Radiorails………...Thank you for this information!Before the city ran its own tramway system many private concerns had operated in Birmingham and the Black Country. The Smethwick, Oldbury and Dudley routes became under city operation I believe in 1928. These lines ceased in 1939 replaced by BCT and B&MMO buses.
Wednesbury, West Bromwich, Great Bridge and Dudley were initially, 1909, extended by agreement with Handsworth council but in 1911 Handsworth as incorporated into Birmingham making it now a legal basis. In 1924, at the request of West Bromwich, BCT took over most of their system. Ceasing in 1939 and replaced by buses, BCT and West Bromwich.
West Bromwich, being a neighbour of Walsall wanted trolley buses but Birmingham had other ideas as diesel buses were the thinking of BCT then and in future. The South Staffordshire Tramways were involved in routes and those in the Black Country.
This is only skimming the surface of a very involved tramway network. There are posts in the early Forum days which might interest.
You can reverse a photo but any writing is also reversed which has not happened on the tram advert, regards, John.The puzzling thing here is that the tram shelters are very similar to the ones In Lickey Road. Most tram stops on the route, as far as I can see and remember did not have shelters. The Norton photo does show a hill and whilst the photo crops up a few places, if there is only one master copy, and that was reversed by mistake, then things might fit in place a little better?
I have had a very tiring day, including shopping, so I am closing down now. Maybe an answer will be here next time I look in.
So this must have been taken at the very top of Lickey road just before the terminus when the dual carriage way ended, this is the steepest part of the road and if you look to the right of the motor cycle combo unit the grass is Cofton Park behind the fence.

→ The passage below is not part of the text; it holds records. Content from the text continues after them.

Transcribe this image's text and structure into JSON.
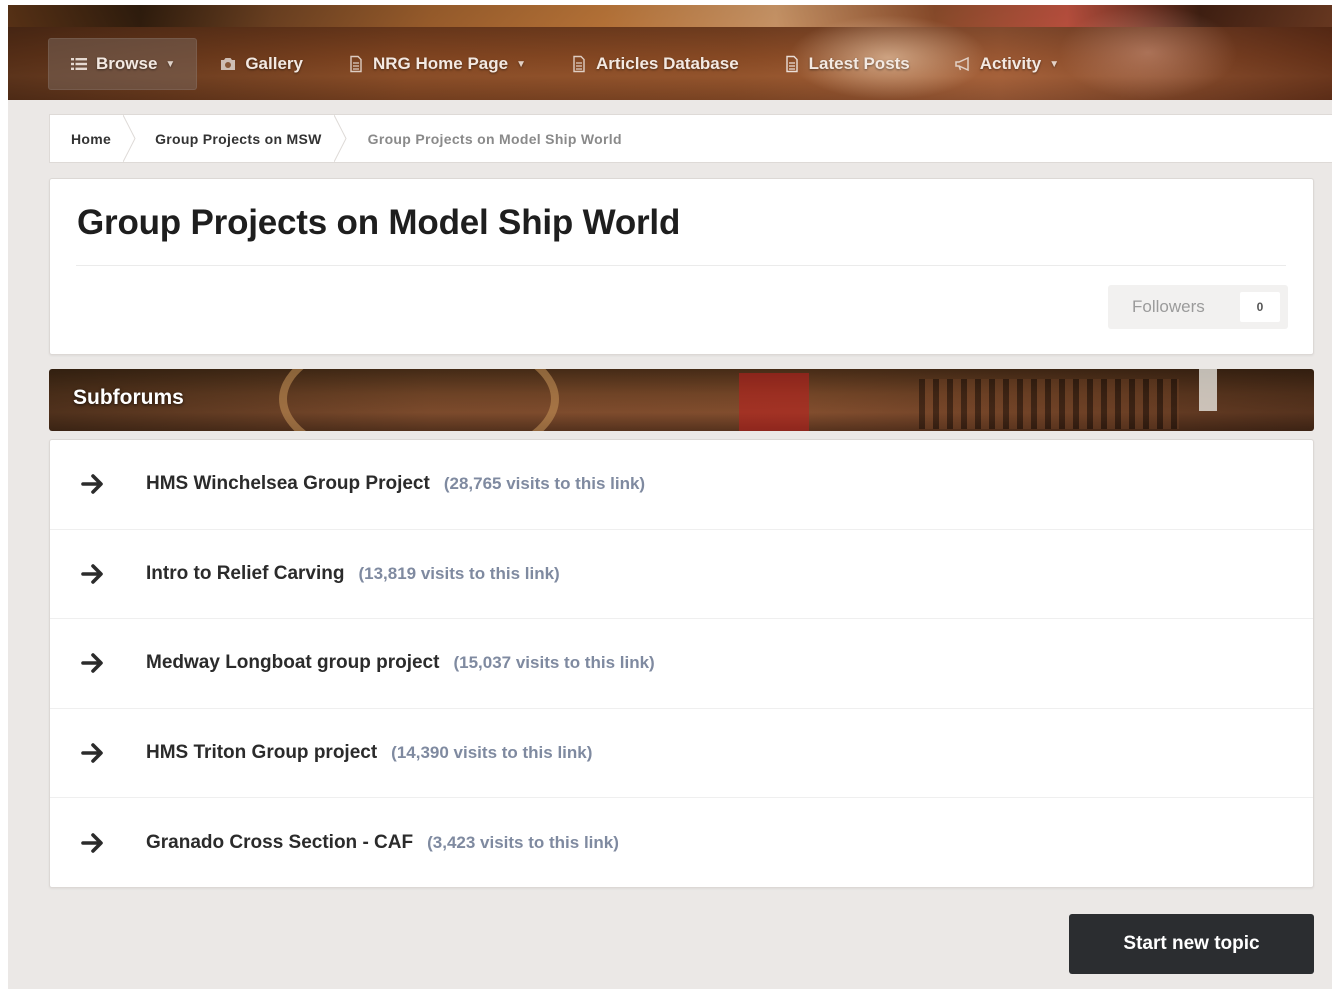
{
  "nav": {
    "items": [
      {
        "label": "Browse",
        "icon": "list-icon",
        "caret": true
      },
      {
        "label": "Gallery",
        "icon": "camera-icon",
        "caret": false
      },
      {
        "label": "NRG Home Page",
        "icon": "document-icon",
        "caret": true
      },
      {
        "label": "Articles Database",
        "icon": "document-icon",
        "caret": false
      },
      {
        "label": "Latest Posts",
        "icon": "document-icon",
        "caret": false
      },
      {
        "label": "Activity",
        "icon": "megaphone-icon",
        "caret": true
      }
    ]
  },
  "breadcrumb": [
    {
      "label": "Home"
    },
    {
      "label": "Group Projects on MSW"
    },
    {
      "label": "Group Projects on Model Ship World"
    }
  ],
  "page": {
    "title": "Group Projects on Model Ship World",
    "followers_label": "Followers",
    "followers_count": "0"
  },
  "subforums": {
    "title": "Subforums",
    "items": [
      {
        "name": "HMS Winchelsea Group Project",
        "visits": "(28,765 visits to this link)"
      },
      {
        "name": "Intro to Relief Carving",
        "visits": "(13,819 visits to this link)"
      },
      {
        "name": "Medway Longboat group project",
        "visits": "(15,037 visits to this link)"
      },
      {
        "name": "HMS Triton Group project",
        "visits": "(14,390 visits to this link)"
      },
      {
        "name": "Granado Cross Section - CAF",
        "visits": "(3,423 visits to this link)"
      }
    ]
  },
  "actions": {
    "start_topic_label": "Start new topic"
  },
  "colors": {
    "button_bg": "#2b2d30",
    "visits_text": "#7f8aa0",
    "page_bg": "#ebe8e6"
  }
}
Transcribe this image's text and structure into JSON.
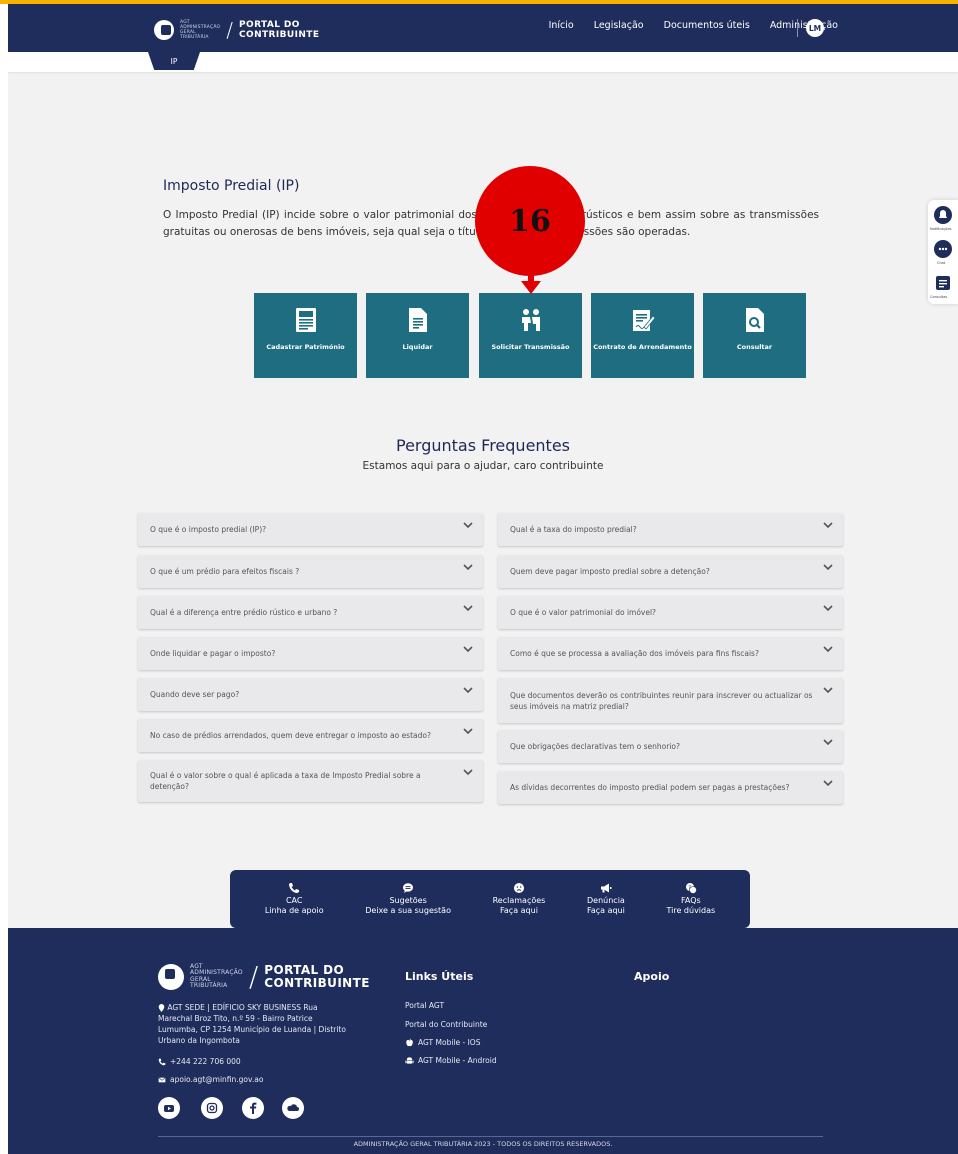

The bus if parked on the wrong side of the street in the first pic and I have no idea why it would be parked on the street as the terminus was huge with lots of parking ?Tram and bus crews chat by the Bundy clock in this picture of Rednal on a sunny day in 1952. Trams are being replaced by buses so maybe they were talking about the changes. Trips to the Lickey Hills for kids will never quite be the same on buses ...
View attachment 136804
And these days but it wasn't a sunny day ...
View attachment 136805
The link below opens Streetview ... have a scroll look around, they left a small length of old tram track.
You sir are correct in the direction of travel, the bus is parked in front of the cottages as they where known, having thought about why the bus was parked there your explanation makes a lot of sense, as to park any where else would have blocked the railsThe tram and bus appear to be facing the town direction. I have the impression that the bus is on driver training. All tram drivers, who wished to become bus drivers, did need training and licensing. Tram 535, a 1913/14 date lasted until the closures (1952/3). I guess it was a weekday as there are few passengers around.
As I recall the tram would create a traffic mess depending upon the time of day...Sometimes they could be fixed in place others they were towed. Not sure about the trolley bus.So what would happen when a tram either broke down or got involved in a accident could not continue ?, How did the guys clear the lines and return the tram to the garage.
Along the same lines did they tow the a trolley bus when they needed service ?.
I bet kids would stand around and watch with great delight and interest in the event of a major problem .As I recall the tram would create a traffic mess depending upon the time of day...Sometimes they could be fixed in place others they were towed. Not sure about the trolley bus.
Regarding some previous discussion about having to board trams in the middle of the road and traffic passing on the nearside, another pic of a No 6 tram at the Perry Barr terminus and a lorry passing it. Those Midland Red buses will soon have pass.
There was a major power failure on 20th March 1951 as mentioned on Robert Darlaston's website see link below. Need to scroll down it to see a Birmingham Mail report.I bet kids would stand around and watch with great delight and interest in the event of a major problem .